[Task brief] Looking at each line of the data below, tally those that contain the word "Weiterleitung" and give only the total.

*** Opening Given entries ***

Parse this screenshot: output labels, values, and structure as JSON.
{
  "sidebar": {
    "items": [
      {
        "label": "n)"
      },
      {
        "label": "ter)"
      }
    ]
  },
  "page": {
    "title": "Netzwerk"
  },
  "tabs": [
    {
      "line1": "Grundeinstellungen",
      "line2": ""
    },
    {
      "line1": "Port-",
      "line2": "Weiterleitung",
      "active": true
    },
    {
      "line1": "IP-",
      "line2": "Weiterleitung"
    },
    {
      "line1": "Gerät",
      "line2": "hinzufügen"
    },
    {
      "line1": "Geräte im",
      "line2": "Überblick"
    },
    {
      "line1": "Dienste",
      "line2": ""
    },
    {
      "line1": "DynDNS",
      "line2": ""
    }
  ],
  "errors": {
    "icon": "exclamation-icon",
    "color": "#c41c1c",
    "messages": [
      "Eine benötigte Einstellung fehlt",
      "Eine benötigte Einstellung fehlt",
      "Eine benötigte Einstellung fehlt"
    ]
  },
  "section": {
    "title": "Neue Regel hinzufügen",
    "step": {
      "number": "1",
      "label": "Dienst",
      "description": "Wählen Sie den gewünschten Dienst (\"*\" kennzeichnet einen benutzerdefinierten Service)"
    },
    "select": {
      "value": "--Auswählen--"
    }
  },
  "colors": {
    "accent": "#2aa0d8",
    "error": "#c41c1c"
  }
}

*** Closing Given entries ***

[Expected output] 2